What does that Jesus to whom we are called to point others look like? What does that God whom Jesus calls Father teach us about Himself? So often, those in the world around us think that we seek to call ourselves Christian because we want to hope that we will be in heaven while they find themselves separated from Him for eternity. There’s a certain tribalism, a certain “us against them” mentality that is behind the words and actions of those who forget the Jesus described here and elsewhere in Scripture. In truth, God is drawing the world, everybody we meet, to Himself through the work and person of Jesus Christ, His Son our Lord. It is Jesus who incarnates kingdom life in our midst. It is Jesus who reminds us that we can love others as ourselves, that we can lay down our life in the service of God-called service to others, certain in the knowledge that, just as we share in His death by virtue of our baptism, we are promised a share in His Resurrection in the life to come!
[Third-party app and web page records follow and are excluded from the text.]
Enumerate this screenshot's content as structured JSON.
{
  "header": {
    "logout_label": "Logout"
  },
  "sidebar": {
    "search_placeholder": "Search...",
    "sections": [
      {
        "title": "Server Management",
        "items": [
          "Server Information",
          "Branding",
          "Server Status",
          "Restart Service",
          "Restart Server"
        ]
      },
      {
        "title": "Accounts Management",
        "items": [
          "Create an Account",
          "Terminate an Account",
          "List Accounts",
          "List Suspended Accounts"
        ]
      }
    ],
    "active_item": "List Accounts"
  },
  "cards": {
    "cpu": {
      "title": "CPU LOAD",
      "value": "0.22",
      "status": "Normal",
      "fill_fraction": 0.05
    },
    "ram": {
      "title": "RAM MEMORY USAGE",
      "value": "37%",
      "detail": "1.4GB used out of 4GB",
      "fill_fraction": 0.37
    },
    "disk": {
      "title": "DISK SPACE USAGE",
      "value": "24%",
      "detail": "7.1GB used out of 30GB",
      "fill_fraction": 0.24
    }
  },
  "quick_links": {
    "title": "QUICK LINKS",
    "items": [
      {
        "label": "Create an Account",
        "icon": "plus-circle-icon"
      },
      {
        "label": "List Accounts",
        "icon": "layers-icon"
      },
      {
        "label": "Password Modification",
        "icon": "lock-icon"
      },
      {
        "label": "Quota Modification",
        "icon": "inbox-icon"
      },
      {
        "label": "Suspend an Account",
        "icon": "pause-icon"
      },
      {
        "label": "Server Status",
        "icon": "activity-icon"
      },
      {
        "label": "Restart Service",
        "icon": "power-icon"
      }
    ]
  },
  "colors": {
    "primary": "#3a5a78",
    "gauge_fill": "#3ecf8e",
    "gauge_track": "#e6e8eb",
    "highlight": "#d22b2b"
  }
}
More amazingly, and in a point I probably over hammered home with my young friend Thursday evening, we serve a God who loves us, who delights in us, who wonderfully made each and every one of us and all those whom we encounter. We do not serve an angry or volcano god, as some would teach and preach. We do not serve a God who tries to trick us into making bad choices or who willy nilly ignores the hurt or pain of anyone. We don’t even serve a God who makes us pass an exam to get in, apart from choosing to follow Him in this life! We serve a God who delights in those who seek Him, who is gracious to those who repent, and who, like the Father of the Prodigal Son, longs to see each and every one of us choose wisely. We serve a God who delights in demonstrating strength through weakness, who has the power to call new life from death, and who marvels us with His mercy and grace when we repent of our evil. We serve a God who delights in taking many tribes, many peoples, many cultures, and uniting them in His Son! We serve a God who takes the foolish idea of His Son dying on the Cross and turns it into saving wisdom! Is that the Jesus whom you serve? Is that the Jesus whom you call Lord? Is that the Jesus to whom you point others? In the end, my brothers in sisters, it is that Jesus who came not to condemn but to save, and it is that Jesus whom the world, Gentiles and Christian alike, needs to meet through us. Pray that as we transition into the events of Holy Week and Easter, and the Gentiles who may join us at that time, it is that Jesus that we are bringing to those in the world around us!
In His Peace,